The Cold War . . . was a fight to the death, notes Thomas C. Reed, fought with bayonets, napalm, and high-tech weaponry of every sort save one. It was not fought with nuclear weapons. With global powers now engaged in cataclysmic encounters, there is no more important time for this essential, epic account of the past half century, the tense years when the world trembled At the Abyss. Written by an author who rose from military officer to administration insider, this is a vivid, unvarnished view of America's fight against Communism, from the end of WWII to the closing of the Strategic Air Command, a work as full of human interest as history, rich characters as bloody conflict.
Among the unforgettable figures who devised weaponry, dictated policy, or deviously spied and subverted: Whittaker Chambers the translator whose book, Witness, started the hunt for bigger game: Communists in our government; Lavrenti Beria the head of the Soviet nuclear weapons program who apparently killed Joseph Stalin; Col. Ed Hall the leader of America's advanced missile system, whose own brother was a Soviet spy; Adm. James Stockwell the prisoner of war and eventual vice presidential candidate who kept his terrible secret from the Vietnamese for eight long years; Nancy Reagan the Queen of Hearts, who was both loving wife and instigator of palace intrigue in her husband's White House.
From Eisenhower's decision to beat the Russians at their own game, to the Missile Gap of the Kennedy Era, to Reagan's vow to lean on the Soviets until they go broke all the pivotal events of the period are portrayed in new and stunning detail with information only someone on the front lines and in backrooms could know.
Yet At the Abyss is more than a riveting and comprehensive recounting. It is a cautionary tale for our time, a revelation of how, those years . . . came to be known as the Cold War, not World War III.
From the Hardcover edition.
About the Author
Thomas C. Reed is a former Secretary of the Air Force. He has been Director of National Reconnaissance, a Special Assistant to President Reagan for National Security Policy, and a consultant to the Director of Lawrence Livermore National Laboratory, where much of the country s nuclear weapons research takes place. He lives in northern California."

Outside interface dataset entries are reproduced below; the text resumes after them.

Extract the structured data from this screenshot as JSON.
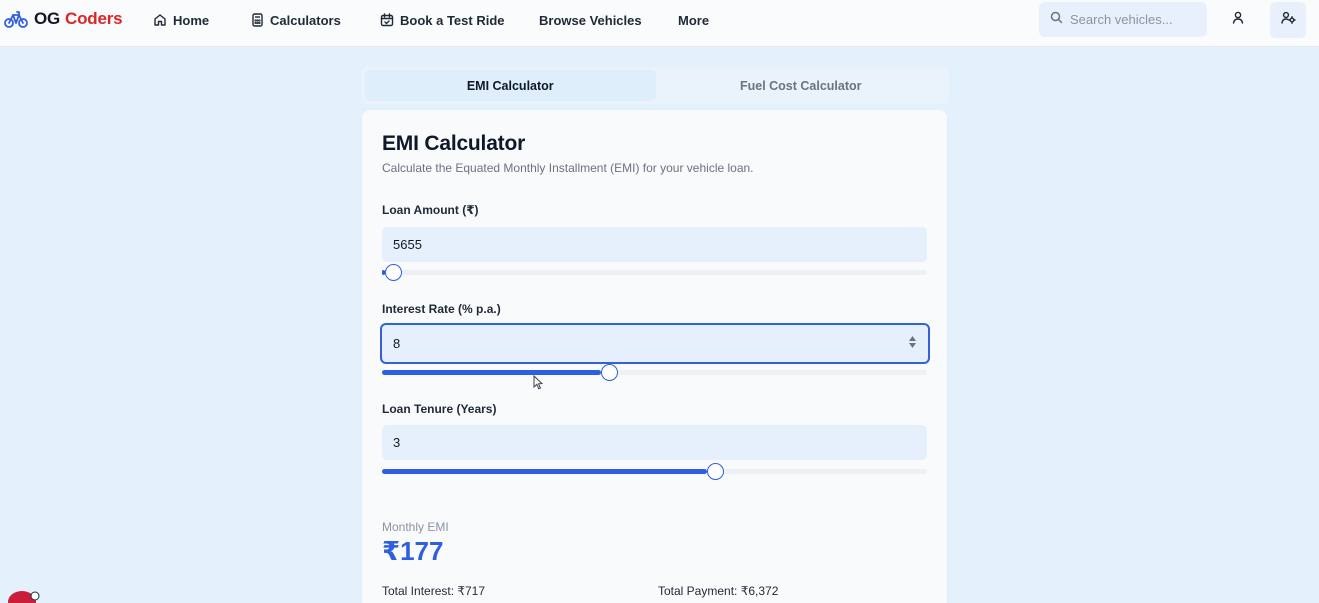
{
  "header": {
    "brand": {
      "part1": "OG",
      "part2": "Coders",
      "icon": "bicycle-icon"
    },
    "nav": [
      {
        "label": "Home",
        "icon": "home-icon"
      },
      {
        "label": "Calculators",
        "icon": "calculator-icon"
      },
      {
        "label": "Book a Test Ride",
        "icon": "calendar-check-icon"
      },
      {
        "label": "Browse Vehicles"
      },
      {
        "label": "More"
      }
    ],
    "search": {
      "placeholder": "Search vehicles...",
      "icon": "search-icon"
    },
    "user_icon": "user-icon",
    "admin_icon": "user-settings-icon"
  },
  "tabs": [
    {
      "label": "EMI Calculator",
      "active": true
    },
    {
      "label": "Fuel Cost Calculator",
      "active": false
    }
  ],
  "card": {
    "title": "EMI Calculator",
    "subtitle": "Calculate the Equated Monthly Installment (EMI) for your vehicle loan.",
    "fields": {
      "loan_amount": {
        "label": "Loan Amount (₹)",
        "value": "5655",
        "slider_fraction": 0.006
      },
      "interest_rate": {
        "label": "Interest Rate (% p.a.)",
        "value": "8",
        "slider_fraction": 0.402
      },
      "tenure": {
        "label": "Loan Tenure (Years)",
        "value": "3",
        "slider_fraction": 0.597
      }
    },
    "result": {
      "label": "Monthly EMI",
      "value": "₹177",
      "total_interest": "Total Interest: ₹717",
      "total_payment": "Total Payment: ₹6,372"
    }
  },
  "colors": {
    "accent": "#2f5ee0",
    "brand_red": "#dc2626",
    "background": "#e3f1fd"
  }
}
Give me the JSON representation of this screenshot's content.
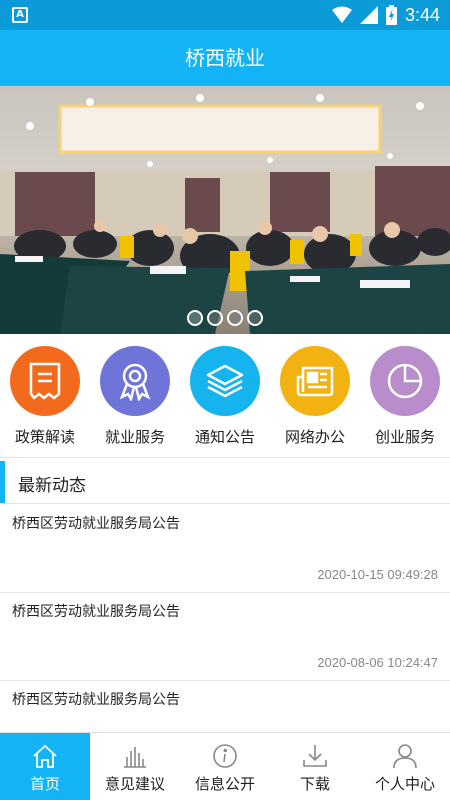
{
  "status_bar": {
    "app_icon": "A",
    "time": "3:44"
  },
  "header": {
    "title": "桥西就业"
  },
  "banner": {
    "image": "conference-meeting-photo",
    "slide_count": 4,
    "active_slide": 1
  },
  "quick_menu": [
    {
      "label": "政策解读",
      "icon": "document-icon",
      "color": "#f26b1d"
    },
    {
      "label": "就业服务",
      "icon": "award-ribbon-icon",
      "color": "#6f74d8"
    },
    {
      "label": "通知公告",
      "icon": "layers-icon",
      "color": "#16b4ee"
    },
    {
      "label": "网络办公",
      "icon": "newspaper-icon",
      "color": "#f2b312"
    },
    {
      "label": "创业服务",
      "icon": "pie-chart-icon",
      "color": "#b98ccc"
    }
  ],
  "news_section": {
    "title": "最新动态",
    "items": [
      {
        "title": "桥西区劳动就业服务局公告",
        "date": "2020-10-15 09:49:28"
      },
      {
        "title": "桥西区劳动就业服务局公告",
        "date": "2020-08-06 10:24:47"
      },
      {
        "title": "桥西区劳动就业服务局公告",
        "date": ""
      }
    ]
  },
  "bottom_nav": [
    {
      "label": "首页",
      "icon": "home-icon",
      "active": true
    },
    {
      "label": "意见建议",
      "icon": "bar-chart-icon",
      "active": false
    },
    {
      "label": "信息公开",
      "icon": "info-icon",
      "active": false
    },
    {
      "label": "下载",
      "icon": "download-icon",
      "active": false
    },
    {
      "label": "个人中心",
      "icon": "user-icon",
      "active": false
    }
  ]
}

“In the 1960s Tom Reed was one of Livermore’s most creative designers of thermonuclear devices. During the years that followed, his career as a practicing physicist and as a public servant has been first class.”

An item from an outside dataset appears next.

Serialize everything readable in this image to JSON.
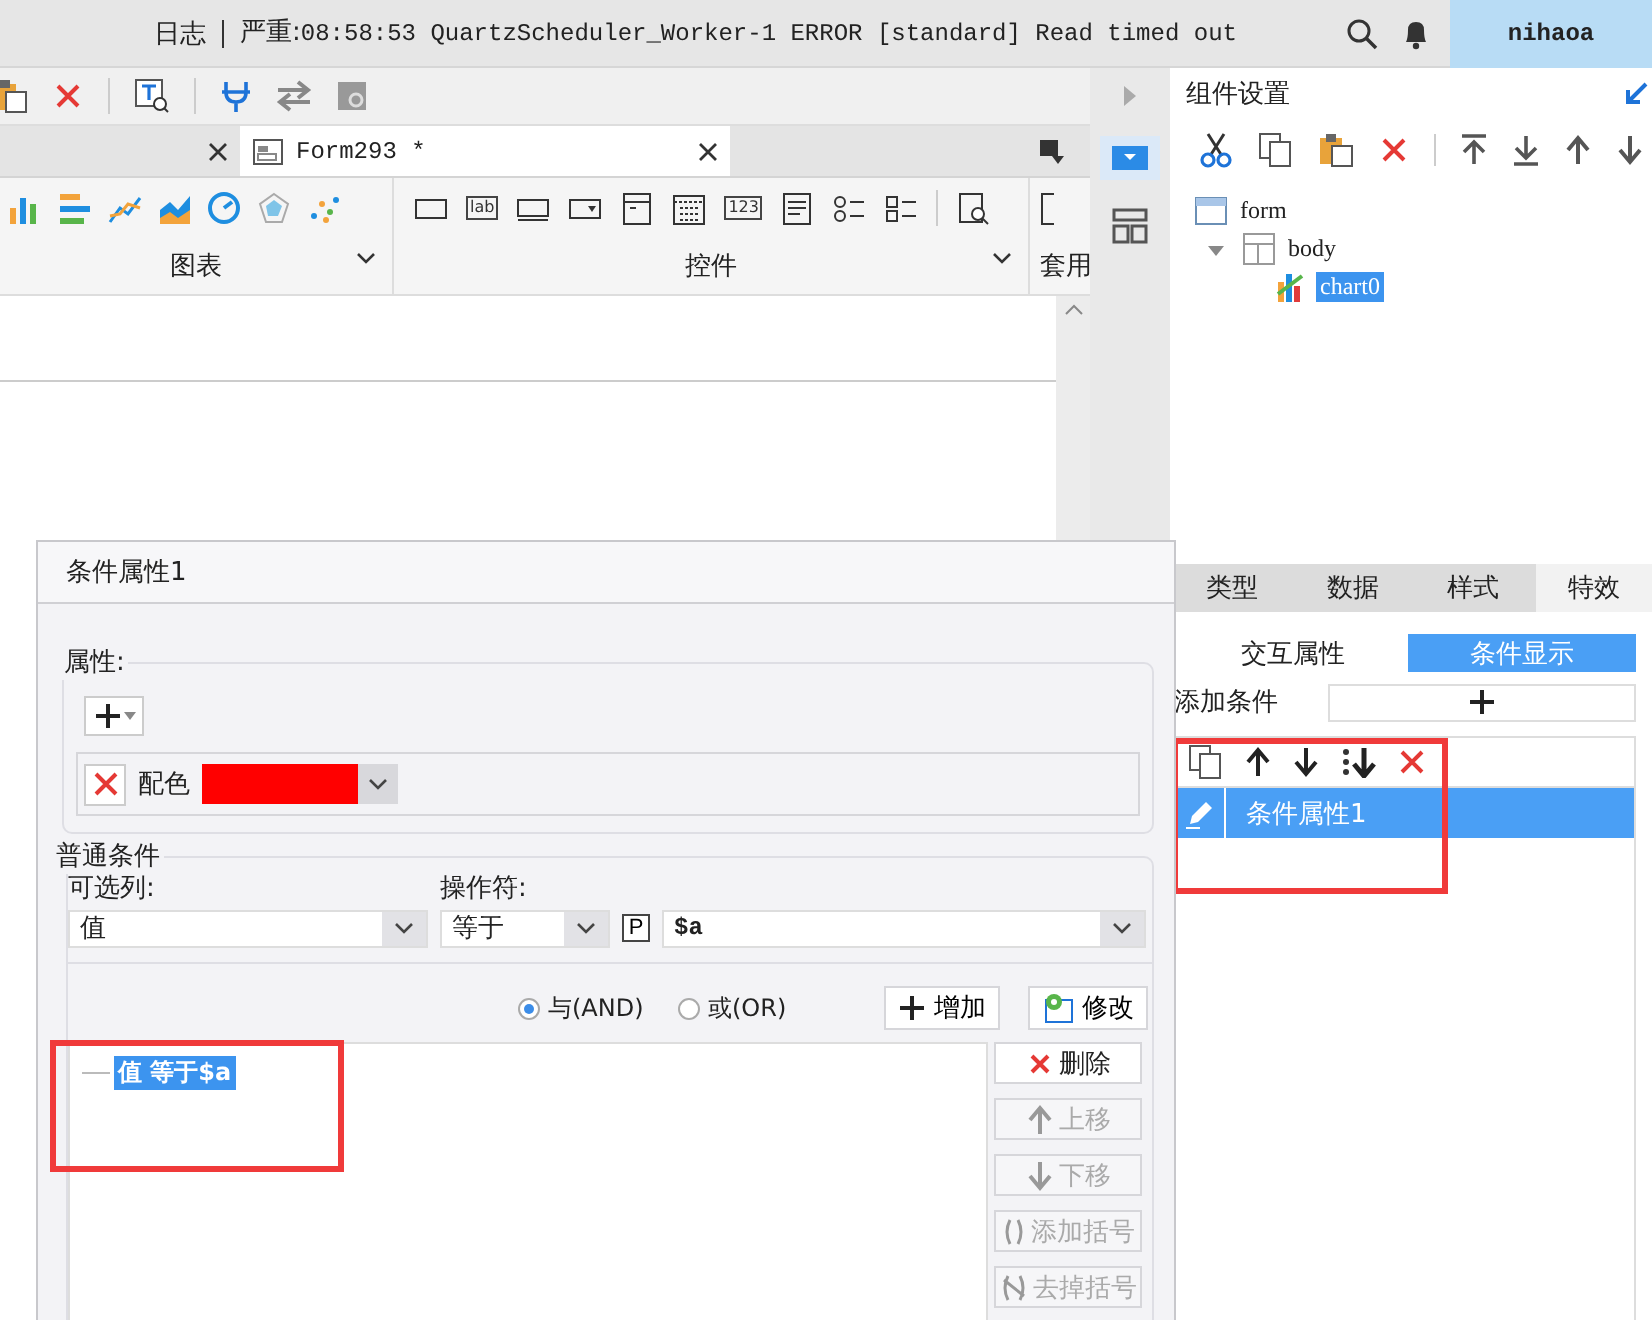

—EDWARD TELLER, Father of the H-bomb
“Tom Reed was one of our youngest Air Force Secretaries. He served with distinction in the most difficult of times. His book captures those years and those dangers beautifully.” —GEN. RUSSELL DOUGHERTY, USAF (Ret.), Former Commander in Chief, Strategic Air Command

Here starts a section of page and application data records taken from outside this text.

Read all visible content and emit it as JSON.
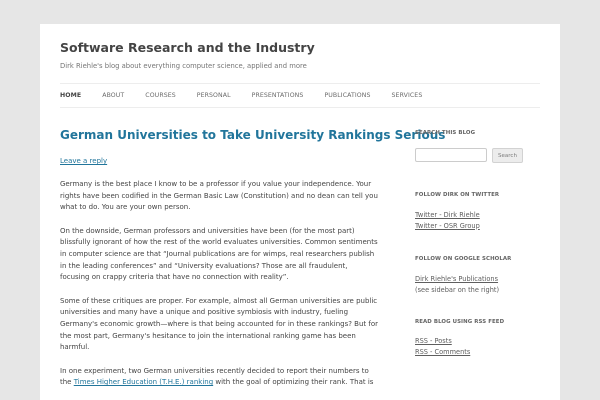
{
  "site": {
    "title": "Software Research and the Industry",
    "description": "Dirk Riehle's blog about everything computer science, applied and more"
  },
  "nav": {
    "items": [
      "HOME",
      "ABOUT",
      "COURSES",
      "PERSONAL",
      "PRESENTATIONS",
      "PUBLICATIONS",
      "SERVICES"
    ],
    "active": "HOME"
  },
  "post": {
    "title": "German Universities to Take University Rankings Serious",
    "reply_link": "Leave a reply",
    "p1": "Germany is the best place I know to be a professor if you value your independence. Your rights have been codified in the German Basic Law (Constitution) and no dean can tell you what to do. You are your own person.",
    "p2": "On the downside, German professors and universities have been (for the most part) blissfully ignorant of how the rest of the world evaluates universities. Common sentiments in computer science are that “Journal publications are for wimps, real researchers publish in the leading conferences” and “University evaluations? Those are all fraudulent, focusing on crappy criteria that have no connection with reality”.",
    "p3": "Some of these critiques are proper. For example, almost all German universities are public universities and many have a unique and positive symbiosis with industry, fueling Germany's economic growth—where is that being accounted for in these rankings? But for the most part, Germany's hesitance to join the international ranking game has been harmful.",
    "p4_before": "In one experiment, two German universities recently decided to report their numbers to the ",
    "p4_link": "Times Higher Education (T.H.E.) ranking",
    "p4_after": " with the goal of optimizing their rank. That is"
  },
  "sidebar": {
    "search": {
      "title": "SEARCH THIS BLOG",
      "button": "Search",
      "placeholder": ""
    },
    "twitter": {
      "title": "FOLLOW DIRK ON TWITTER",
      "links": [
        "Twitter - Dirk Riehle",
        "Twitter - OSR Group"
      ]
    },
    "scholar": {
      "title": "FOLLOW ON GOOGLE SCHOLAR",
      "link": "Dirk Riehle's Publications",
      "note": "(see sidebar on the right)"
    },
    "rss": {
      "title": "READ BLOG USING RSS FEED",
      "links": [
        "RSS - Posts",
        "RSS - Comments"
      ]
    }
  }
}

“Mr. Reed was there as a key advisor when President Reagan settled on his plan for ending the Cold War. From the very beginning of their relationship, in 1965, Reagan has trusted and relied on Reed.” —JUDGE WILLIAM P. CLARK, Former National Security Advisor to President Reagan
“Tom Reed offers a unique inside account of President Reagan on the brink, as he maneuvered for a U.S. victory in the Cold War. It is a most valuable and readable assessment.” —LOU CANNON, Author of President Reagan: The Role of a Lifetime
"[N]ot only provides a thorough history and analysis of the [Cold] War, but takes a jarring lessons-learned portrait of the successes and failures in military policy and strategy that prolonged and placated perhaps the most enduring international conflict of this generation . . . ." - Sea Power
“[A] fascinating Cold War book.” --William Safire
“The book deserves quite high marks for how much it pulls together, as well as offering a viewpoint on the Cold War not nearly sufficiently well-represented in the public literature.” --Publishers Weekly